Records from a data collection:

^^^^

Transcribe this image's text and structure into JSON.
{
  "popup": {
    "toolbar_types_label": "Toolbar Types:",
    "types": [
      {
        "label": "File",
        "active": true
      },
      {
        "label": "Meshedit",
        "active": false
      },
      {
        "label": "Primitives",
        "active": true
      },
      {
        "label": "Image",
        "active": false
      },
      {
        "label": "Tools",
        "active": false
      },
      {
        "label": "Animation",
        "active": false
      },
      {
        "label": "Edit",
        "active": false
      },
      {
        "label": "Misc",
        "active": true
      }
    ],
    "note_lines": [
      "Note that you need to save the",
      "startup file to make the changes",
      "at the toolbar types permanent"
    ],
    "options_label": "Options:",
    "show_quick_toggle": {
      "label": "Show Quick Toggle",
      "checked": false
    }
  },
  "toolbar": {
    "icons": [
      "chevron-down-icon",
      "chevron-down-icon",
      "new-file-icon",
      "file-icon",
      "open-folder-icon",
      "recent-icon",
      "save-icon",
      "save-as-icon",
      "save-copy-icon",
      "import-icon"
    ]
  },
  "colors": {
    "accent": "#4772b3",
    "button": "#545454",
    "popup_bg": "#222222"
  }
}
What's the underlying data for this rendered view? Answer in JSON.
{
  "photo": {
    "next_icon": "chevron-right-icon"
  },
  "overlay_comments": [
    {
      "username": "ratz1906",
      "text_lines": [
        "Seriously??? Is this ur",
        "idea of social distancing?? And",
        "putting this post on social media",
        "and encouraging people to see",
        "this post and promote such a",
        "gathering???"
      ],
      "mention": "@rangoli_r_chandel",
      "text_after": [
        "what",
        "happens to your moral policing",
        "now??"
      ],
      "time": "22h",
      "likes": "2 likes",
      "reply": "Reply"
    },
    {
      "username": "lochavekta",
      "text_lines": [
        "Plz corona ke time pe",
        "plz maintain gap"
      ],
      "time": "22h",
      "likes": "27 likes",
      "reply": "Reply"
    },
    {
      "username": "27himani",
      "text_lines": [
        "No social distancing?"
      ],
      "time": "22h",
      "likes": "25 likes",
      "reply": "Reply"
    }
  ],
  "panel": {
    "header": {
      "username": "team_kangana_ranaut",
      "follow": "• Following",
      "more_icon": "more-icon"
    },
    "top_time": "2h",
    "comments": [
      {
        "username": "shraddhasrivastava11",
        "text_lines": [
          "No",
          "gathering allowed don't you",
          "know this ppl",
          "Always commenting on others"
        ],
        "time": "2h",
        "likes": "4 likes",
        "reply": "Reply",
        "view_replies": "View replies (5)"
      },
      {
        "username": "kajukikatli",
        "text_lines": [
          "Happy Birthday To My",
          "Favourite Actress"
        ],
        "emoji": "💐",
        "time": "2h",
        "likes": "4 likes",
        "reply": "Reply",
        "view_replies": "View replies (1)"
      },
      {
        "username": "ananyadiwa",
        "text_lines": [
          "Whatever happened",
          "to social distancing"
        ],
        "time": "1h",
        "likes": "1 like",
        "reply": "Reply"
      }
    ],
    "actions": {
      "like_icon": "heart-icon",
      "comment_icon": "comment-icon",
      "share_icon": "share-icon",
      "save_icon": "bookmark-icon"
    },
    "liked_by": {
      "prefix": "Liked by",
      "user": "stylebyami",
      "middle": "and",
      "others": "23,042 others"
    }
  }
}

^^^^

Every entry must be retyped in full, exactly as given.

Transcribe this image's text and structure into JSON.
{
  "popup": {
    "toolbar_types_label": "Toolbar Types:",
    "types": [
      {
        "label": "File",
        "active": true
      },
      {
        "label": "Meshedit",
        "active": false
      },
      {
        "label": "Primitives",
        "active": true
      },
      {
        "label": "Image",
        "active": false
      },
      {
        "label": "Tools",
        "active": false
      },
      {
        "label": "Animation",
        "active": false
      },
      {
        "label": "Edit",
        "active": false
      },
      {
        "label": "Misc",
        "active": true
      }
    ],
    "note_lines": [
      "Note that you need to save the",
      "startup file to make the changes",
      "at the toolbar types permanent"
    ],
    "options_label": "Options:",
    "show_quick_toggle": {
      "label": "Show Quick Toggle",
      "checked": false
    }
  },
  "toolbar": {
    "icons": [
      "chevron-down-icon",
      "chevron-down-icon",
      "new-file-icon",
      "file-icon",
      "open-folder-icon",
      "recent-icon",
      "save-icon",
      "save-as-icon",
      "save-copy-icon",
      "import-icon"
    ]
  },
  "colors": {
    "accent": "#4772b3",
    "button": "#545454",
    "popup_bg": "#222222"
  }
}
What's the underlying data for this rendered view? Answer in JSON.
{
  "photo": {
    "next_icon": "chevron-right-icon"
  },
  "overlay_comments": [
    {
      "username": "ratz1906",
      "text_lines": [
        "Seriously??? Is this ur",
        "idea of social distancing?? And",
        "putting this post on social media",
        "and encouraging people to see",
        "this post and promote such a",
        "gathering???"
      ],
      "mention": "@rangoli_r_chandel",
      "text_after": [
        "what",
        "happens to your moral policing",
        "now??"
      ],
      "time": "22h",
      "likes": "2 likes",
      "reply": "Reply"
    },
    {
      "username": "lochavekta",
      "text_lines": [
        "Plz corona ke time pe",
        "plz maintain gap"
      ],
      "time": "22h",
      "likes": "27 likes",
      "reply": "Reply"
    },
    {
      "username": "27himani",
      "text_lines": [
        "No social distancing?"
      ],
      "time": "22h",
      "likes": "25 likes",
      "reply": "Reply"
    }
  ],
  "panel": {
    "header": {
      "username": "team_kangana_ranaut",
      "follow": "• Following",
      "more_icon": "more-icon"
    },
    "top_time": "2h",
    "comments": [
      {
        "username": "shraddhasrivastava11",
        "text_lines": [
          "No",
          "gathering allowed don't you",
          "know this ppl",
          "Always commenting on others"
        ],
        "time": "2h",
        "likes": "4 likes",
        "reply": "Reply",
        "view_replies": "View replies (5)"
      },
      {
        "username": "kajukikatli",
        "text_lines": [
          "Happy Birthday To My",
          "Favourite Actress"
        ],
        "emoji": "💐",
        "time": "2h",
        "likes": "4 likes",
        "reply": "Reply",
        "view_replies": "View replies (1)"
      },
      {
        "username": "ananyadiwa",
        "text_lines": [
          "Whatever happened",
          "to social distancing"
        ],
        "time": "1h",
        "likes": "1 like",
        "reply": "Reply"
      }
    ],
    "actions": {
      "like_icon": "heart-icon",
      "comment_icon": "comment-icon",
      "share_icon": "share-icon",
      "save_icon": "bookmark-icon"
    },
    "liked_by": {
      "prefix": "Liked by",
      "user": "stylebyami",
      "middle": "and",
      "others": "23,042 others"
    }
  }
}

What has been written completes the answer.